5. Go phone-free for a day
Nothing quite steals our attention more than our beloved phone babies. Whether we’re being pinged by work messages from our boss or called to comment on Instagram reels by our bestie, we’re in a cycle of perpetual over-stimulation when it comes to phone time. Research shows that higher phone use is associated with overall lower rates of wellbeing . So by switching off our phones, as with meditation- we create the space needed to focus our attention on one thing at a time. Can’t you feel your brain making a sigh of relief just at the thought of switching off?
There’s no denying meditation’s myriad of wellbeing benefits, but... if it’s not to your liking, you don’t have to miss out on the mindful perks just because you’re something of a fidget bottom. Carve out time for a walk in the woods, or swap gazing into the distance for gazing into the eyes of your loved ones and feel your mind get calmer with each passing moment.
#copingwell #meditation #mindfulness #toptips #nataliecollins
Meditation for psychological stress and well-being (2014). JAMA.
Mindfulness and Nature (2018). Springer.
Psychosocial and Psychophysiological Effects of Human-Animal Interactions: The Possible Role of Oxytocin (2012). Frontiers in Psychology.
Egoism, Empathy, and Self-Other Merging (2011). Southern Journal of Philosophy.

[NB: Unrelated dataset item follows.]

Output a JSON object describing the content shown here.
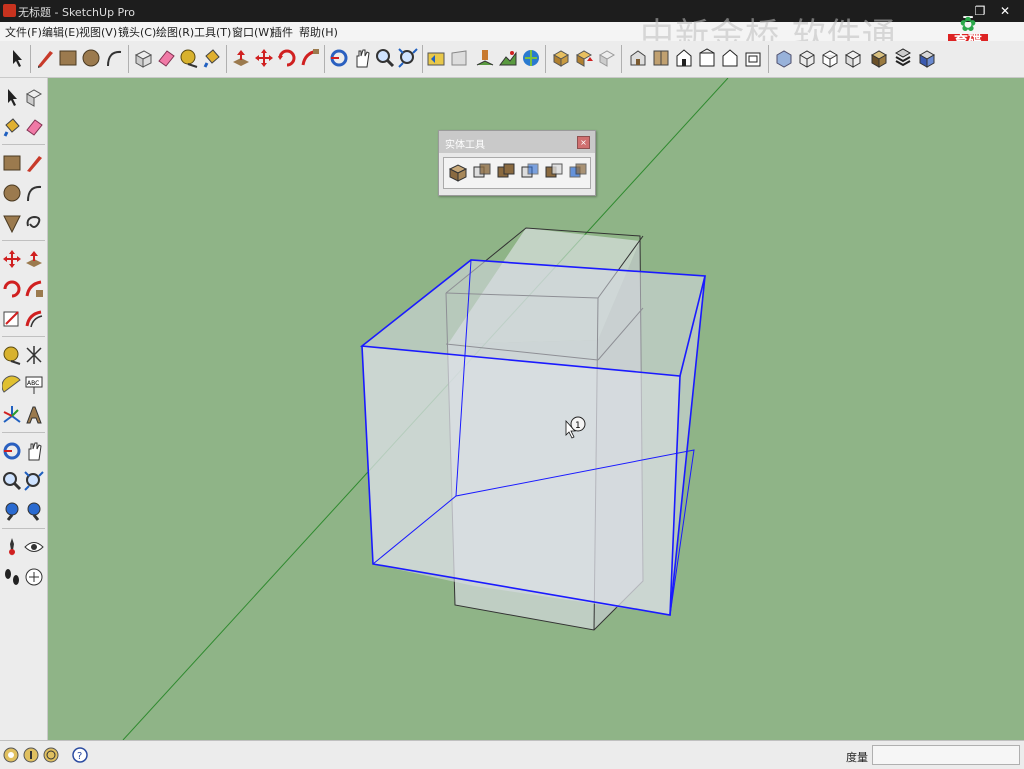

Unhappy and addicted to your phone? – Higher mobile phone use is associated with lower well-being (2018). Science Direct.